*** Data extracts Section Begins ***

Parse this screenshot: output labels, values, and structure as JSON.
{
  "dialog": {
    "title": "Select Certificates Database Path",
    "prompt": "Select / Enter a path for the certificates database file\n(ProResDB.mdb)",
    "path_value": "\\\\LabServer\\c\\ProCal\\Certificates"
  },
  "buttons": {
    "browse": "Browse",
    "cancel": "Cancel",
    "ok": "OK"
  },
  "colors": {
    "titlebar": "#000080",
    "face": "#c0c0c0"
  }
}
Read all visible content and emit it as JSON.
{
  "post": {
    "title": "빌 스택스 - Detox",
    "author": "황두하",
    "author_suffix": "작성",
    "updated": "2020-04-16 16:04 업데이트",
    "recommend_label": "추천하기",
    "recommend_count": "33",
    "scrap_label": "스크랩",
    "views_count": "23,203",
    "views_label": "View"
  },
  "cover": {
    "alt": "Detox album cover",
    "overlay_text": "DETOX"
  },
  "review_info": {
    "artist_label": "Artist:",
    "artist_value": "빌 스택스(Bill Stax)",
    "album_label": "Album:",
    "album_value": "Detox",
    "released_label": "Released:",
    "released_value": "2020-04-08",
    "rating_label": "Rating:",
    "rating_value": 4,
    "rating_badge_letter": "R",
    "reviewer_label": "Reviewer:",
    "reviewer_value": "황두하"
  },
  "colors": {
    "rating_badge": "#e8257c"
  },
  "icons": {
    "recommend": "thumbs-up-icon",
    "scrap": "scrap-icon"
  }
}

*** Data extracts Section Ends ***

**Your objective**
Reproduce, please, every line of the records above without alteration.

**Reply**
Parse this screenshot: output labels, values, and structure as JSON.
{
  "dialog": {
    "title": "Select Certificates Database Path",
    "prompt": "Select / Enter a path for the certificates database file\n(ProResDB.mdb)",
    "path_value": "\\\\LabServer\\c\\ProCal\\Certificates"
  },
  "buttons": {
    "browse": "Browse",
    "cancel": "Cancel",
    "ok": "OK"
  },
  "colors": {
    "titlebar": "#000080",
    "face": "#c0c0c0"
  }
}
Read all visible content and emit it as JSON.
{
  "post": {
    "title": "빌 스택스 - Detox",
    "author": "황두하",
    "author_suffix": "작성",
    "updated": "2020-04-16 16:04 업데이트",
    "recommend_label": "추천하기",
    "recommend_count": "33",
    "scrap_label": "스크랩",
    "views_count": "23,203",
    "views_label": "View"
  },
  "cover": {
    "alt": "Detox album cover",
    "overlay_text": "DETOX"
  },
  "review_info": {
    "artist_label": "Artist:",
    "artist_value": "빌 스택스(Bill Stax)",
    "album_label": "Album:",
    "album_value": "Detox",
    "released_label": "Released:",
    "released_value": "2020-04-08",
    "rating_label": "Rating:",
    "rating_value": 4,
    "rating_badge_letter": "R",
    "reviewer_label": "Reviewer:",
    "reviewer_value": "황두하"
  },
  "colors": {
    "rating_badge": "#e8257c"
  },
  "icons": {
    "recommend": "thumbs-up-icon",
    "scrap": "scrap-icon"
  }
}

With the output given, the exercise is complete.